Copy out exactly, and only, the lines from the one containing "Parse this screenshot: output" through the end of the entries. No pictures.

(Beginning of Data provided)

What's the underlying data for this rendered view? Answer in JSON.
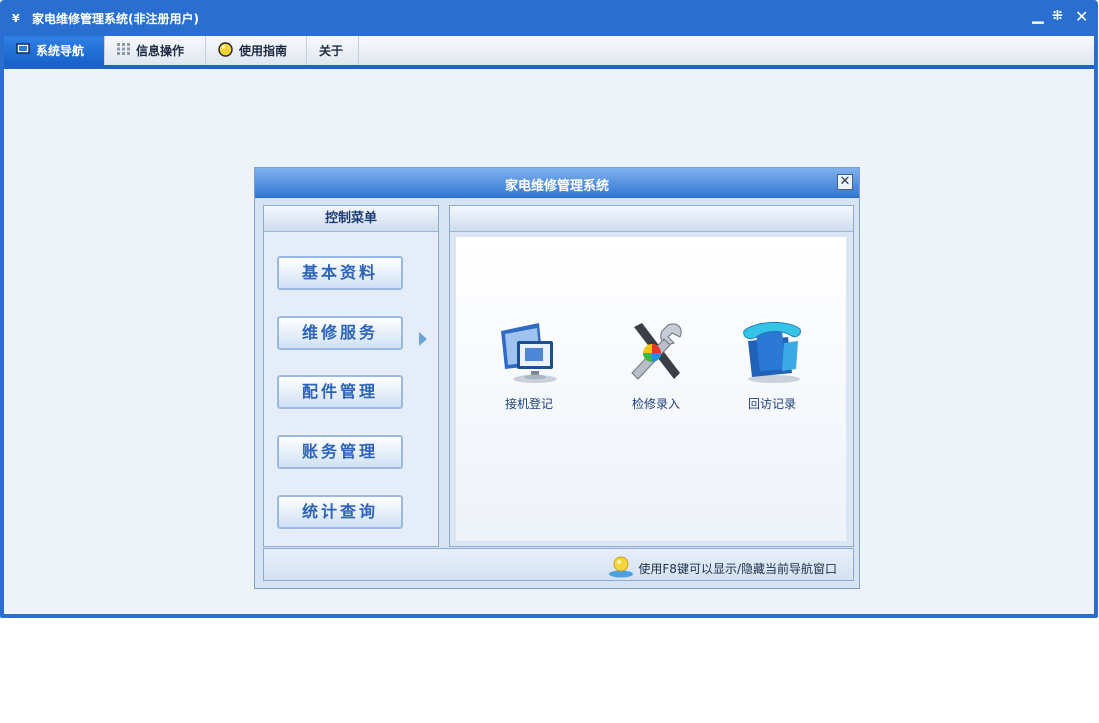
{
  "window": {
    "title": "家电维修管理系统(非注册用户)",
    "logo_glyph": "¥",
    "controls": [
      "minimize-icon",
      "restore-icon",
      "close-icon"
    ]
  },
  "tabs": [
    {
      "label": "系统导航",
      "icon": "monitor-icon",
      "active": true
    },
    {
      "label": "信息操作",
      "icon": "grid-icon",
      "active": false
    },
    {
      "label": "使用指南",
      "icon": "bulb-icon",
      "active": false
    },
    {
      "label": "关于",
      "icon": "",
      "active": false
    }
  ],
  "dialog": {
    "title": "家电维修管理系统",
    "menu_header": "控制菜单",
    "menu_items": [
      "基本资料",
      "维修服务",
      "配件管理",
      "账务管理",
      "统计查询"
    ],
    "selected_item": "维修服务",
    "features": [
      {
        "label": "接机登记",
        "icon": "computer-monitor-icon"
      },
      {
        "label": "检修录入",
        "icon": "repair-tools-icon"
      },
      {
        "label": "回访记录",
        "icon": "phone-folder-icon"
      }
    ],
    "tip": "使用F8键可以显示/隐藏当前导航窗口"
  },
  "colors": {
    "titlebar": "#2a6fd0",
    "accent": "#1d63c7",
    "content_bg": "#edf3f8",
    "menu_text": "#2d63b8"
  }
}
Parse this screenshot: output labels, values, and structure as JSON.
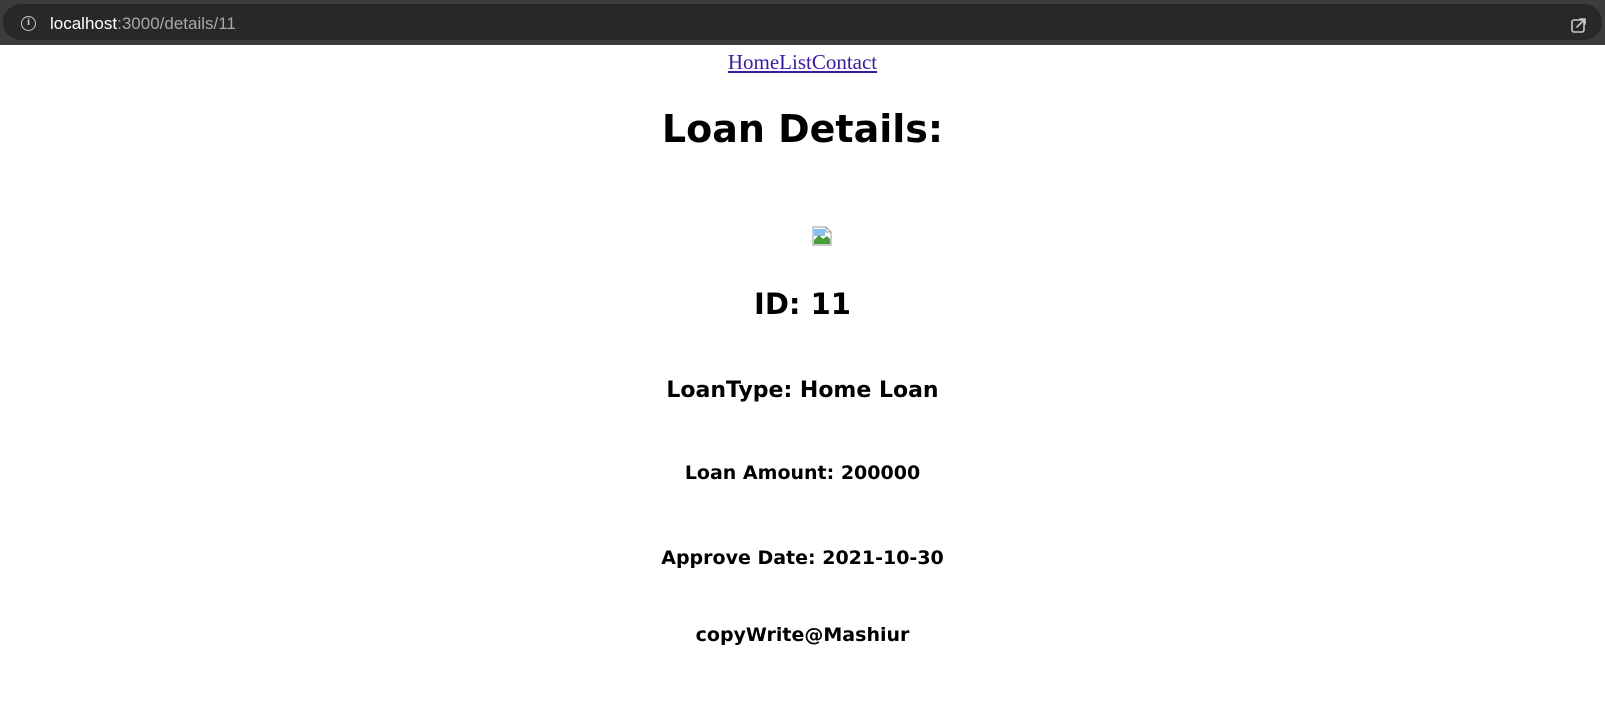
{
  "browser": {
    "url_host": "localhost",
    "url_path": ":3000/details/11",
    "icons": {
      "site_info": "info-icon",
      "share": "share-icon"
    }
  },
  "nav": {
    "links": [
      "Home",
      "List",
      "Contact"
    ],
    "link_color": "#3a1c9e"
  },
  "main": {
    "title": "Loan Details:",
    "image": {
      "icon": "broken-image-icon"
    },
    "id_text": "ID: 11",
    "loan_type_text": "LoanType: Home Loan",
    "amount_text": "Loan Amount: 200000",
    "approve_date_text": "Approve Date: 2021-10-30"
  },
  "footer": {
    "text": "copyWrite@Mashiur"
  }
}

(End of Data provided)

» The completed task
Parse this screenshot: output labels, values, and structure as JSON.
{
  "browser": {
    "url_host": "localhost",
    "url_path": ":3000/details/11",
    "icons": {
      "site_info": "info-icon",
      "share": "share-icon"
    }
  },
  "nav": {
    "links": [
      "Home",
      "List",
      "Contact"
    ],
    "link_color": "#3a1c9e"
  },
  "main": {
    "title": "Loan Details:",
    "image": {
      "icon": "broken-image-icon"
    },
    "id_text": "ID: 11",
    "loan_type_text": "LoanType: Home Loan",
    "amount_text": "Loan Amount: 200000",
    "approve_date_text": "Approve Date: 2021-10-30"
  },
  "footer": {
    "text": "copyWrite@Mashiur"
  }
}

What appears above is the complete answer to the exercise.